Skip to navigationSkip to content
THE 55%

Trump’s new “taxpayer first” budget leaves out almost half of America

Reuters/Zoran Milich
Included or excluded?
By Heather Timmons
Published Last updated This article is more than 2 years old.

US president Donald Trump’s budget, named  “A new foundation for American greatness,” would trim over $1 trillion from programs to help the poor and lower middle class over the next decade, with cuts targeting food stamps, subsidies on student loans, and tax credits for some people with children.

A more detailed version of the Trump budget that was first introduced in March was published by the White House today (May 22), but embargoed until 9pm. This proposed budget slashes government departments like the Environmental Protection Agency and the State Department, as was expected. But it also attacks programs and institutions that directly impact low and mid-income Americans more severely than anticipated.

Collectively, these cuts represent a big departure from the pro-working class image Trump cultivated on the presidential campaign trail, when he promised student loans could be  forgivene after 15 years and that he would “save” Social Security and Medicare. The budget also cuts Social Security disability spending, refuting another campaign promise.

The budget favors wealthier Americans over less-wealthy ones deliberately, Mick Mulvaney, the director of the Office of Management and Budget (OMB), told reporters at a press conference. It was written for the people who pay federal income taxes, not the recipients of government spending, he said.

“This is a taxpayer-first budget,” Mulvaney said. “For the first time in a long time the administration has written a budget through the eyes of the people who are paying the taxes,” he said, rather than those who are receiving benefits.

Practically speaking, that means this budget is written for about half of America.

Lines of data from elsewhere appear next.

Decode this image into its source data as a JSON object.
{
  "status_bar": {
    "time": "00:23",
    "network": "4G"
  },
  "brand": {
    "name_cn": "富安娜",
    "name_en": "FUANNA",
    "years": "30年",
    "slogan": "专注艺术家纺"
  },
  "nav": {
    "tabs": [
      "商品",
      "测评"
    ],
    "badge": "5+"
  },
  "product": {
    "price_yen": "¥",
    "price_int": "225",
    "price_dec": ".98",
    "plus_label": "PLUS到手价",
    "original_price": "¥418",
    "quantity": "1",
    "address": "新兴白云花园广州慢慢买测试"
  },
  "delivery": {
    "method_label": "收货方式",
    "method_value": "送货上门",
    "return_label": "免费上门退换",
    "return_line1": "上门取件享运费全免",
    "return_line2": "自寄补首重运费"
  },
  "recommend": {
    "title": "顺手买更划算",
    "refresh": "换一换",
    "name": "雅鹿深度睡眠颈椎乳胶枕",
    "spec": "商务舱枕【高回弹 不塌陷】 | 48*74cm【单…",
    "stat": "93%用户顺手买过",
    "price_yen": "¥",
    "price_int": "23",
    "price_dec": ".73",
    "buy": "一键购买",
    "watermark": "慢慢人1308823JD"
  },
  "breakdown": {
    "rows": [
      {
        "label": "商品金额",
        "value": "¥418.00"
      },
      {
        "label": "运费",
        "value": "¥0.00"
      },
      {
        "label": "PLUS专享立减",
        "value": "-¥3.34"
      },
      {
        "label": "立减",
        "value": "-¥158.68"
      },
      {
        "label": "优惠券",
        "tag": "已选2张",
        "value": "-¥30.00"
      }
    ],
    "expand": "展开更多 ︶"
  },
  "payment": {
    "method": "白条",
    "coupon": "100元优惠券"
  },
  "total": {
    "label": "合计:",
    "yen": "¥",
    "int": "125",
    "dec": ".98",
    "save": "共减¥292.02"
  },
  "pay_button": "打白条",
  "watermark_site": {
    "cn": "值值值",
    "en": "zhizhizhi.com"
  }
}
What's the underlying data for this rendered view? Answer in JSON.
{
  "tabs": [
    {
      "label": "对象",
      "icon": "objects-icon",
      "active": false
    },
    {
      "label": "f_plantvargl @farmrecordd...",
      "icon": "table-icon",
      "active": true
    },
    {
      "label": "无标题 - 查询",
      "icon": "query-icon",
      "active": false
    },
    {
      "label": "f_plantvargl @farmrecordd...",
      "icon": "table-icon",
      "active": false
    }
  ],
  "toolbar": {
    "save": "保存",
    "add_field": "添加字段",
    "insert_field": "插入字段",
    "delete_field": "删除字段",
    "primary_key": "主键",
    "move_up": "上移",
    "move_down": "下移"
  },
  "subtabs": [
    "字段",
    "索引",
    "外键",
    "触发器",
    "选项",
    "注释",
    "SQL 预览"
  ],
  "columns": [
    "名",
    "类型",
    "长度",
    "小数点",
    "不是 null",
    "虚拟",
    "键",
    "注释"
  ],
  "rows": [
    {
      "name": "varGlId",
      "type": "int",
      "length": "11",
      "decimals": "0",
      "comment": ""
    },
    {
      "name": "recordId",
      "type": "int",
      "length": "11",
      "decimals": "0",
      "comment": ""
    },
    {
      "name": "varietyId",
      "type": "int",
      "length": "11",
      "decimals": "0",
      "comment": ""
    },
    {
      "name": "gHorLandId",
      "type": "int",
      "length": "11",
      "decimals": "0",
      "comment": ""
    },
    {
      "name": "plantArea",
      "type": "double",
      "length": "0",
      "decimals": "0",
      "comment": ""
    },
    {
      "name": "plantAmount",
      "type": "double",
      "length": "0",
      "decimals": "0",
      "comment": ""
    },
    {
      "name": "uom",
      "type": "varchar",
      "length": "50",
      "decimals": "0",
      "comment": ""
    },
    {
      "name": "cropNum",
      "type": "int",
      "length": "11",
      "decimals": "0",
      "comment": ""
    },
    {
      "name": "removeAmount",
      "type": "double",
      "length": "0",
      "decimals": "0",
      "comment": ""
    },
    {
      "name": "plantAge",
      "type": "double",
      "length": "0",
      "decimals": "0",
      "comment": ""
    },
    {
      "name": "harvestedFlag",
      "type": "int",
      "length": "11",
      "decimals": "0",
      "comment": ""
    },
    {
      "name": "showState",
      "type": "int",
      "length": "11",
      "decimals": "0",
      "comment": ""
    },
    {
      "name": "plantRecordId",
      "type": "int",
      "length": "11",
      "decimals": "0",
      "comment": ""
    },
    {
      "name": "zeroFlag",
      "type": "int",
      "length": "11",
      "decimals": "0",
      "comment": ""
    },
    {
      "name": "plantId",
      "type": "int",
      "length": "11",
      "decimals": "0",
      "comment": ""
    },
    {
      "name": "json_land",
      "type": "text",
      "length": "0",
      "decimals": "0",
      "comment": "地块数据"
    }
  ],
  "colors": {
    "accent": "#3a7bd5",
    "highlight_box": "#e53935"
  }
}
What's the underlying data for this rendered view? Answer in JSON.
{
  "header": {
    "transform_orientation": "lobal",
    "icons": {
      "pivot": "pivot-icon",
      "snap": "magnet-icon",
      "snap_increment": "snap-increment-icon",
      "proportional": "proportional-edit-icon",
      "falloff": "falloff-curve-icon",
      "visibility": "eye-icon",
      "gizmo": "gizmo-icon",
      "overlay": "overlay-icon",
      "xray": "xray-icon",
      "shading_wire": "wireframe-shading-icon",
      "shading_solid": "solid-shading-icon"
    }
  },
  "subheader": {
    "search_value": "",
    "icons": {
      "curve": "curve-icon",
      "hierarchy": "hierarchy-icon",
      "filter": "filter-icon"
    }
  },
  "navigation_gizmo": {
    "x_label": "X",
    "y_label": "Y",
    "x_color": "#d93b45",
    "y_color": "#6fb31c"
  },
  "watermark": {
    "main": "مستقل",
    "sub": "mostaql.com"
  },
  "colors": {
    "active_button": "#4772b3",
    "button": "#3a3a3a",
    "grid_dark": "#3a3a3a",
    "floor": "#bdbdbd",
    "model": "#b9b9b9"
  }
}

Just 55% of Americans paid direct federal income tax in 2015—the remaining 78 million households made too little money to qualify, or were eligible for tax breaks that ultimately provided them with refunds from the IRS. However, nearly everyone in the US pays federal taxes in other ways, through things like gasoline taxes and the payroll tax, and many of those 78 million households pay state or local taxes.

Although there’s almost no chance that this budget will pass Congress in its current form, a Republican-led Congress will likely work hard to include at least some of Trump’s suggested cuts to benefits for the working class.

📬 A periodic dispatch from the annual session of the United Nations General Assembly in NYC.

By providing your email, you agree to the Quartz Privacy Policy.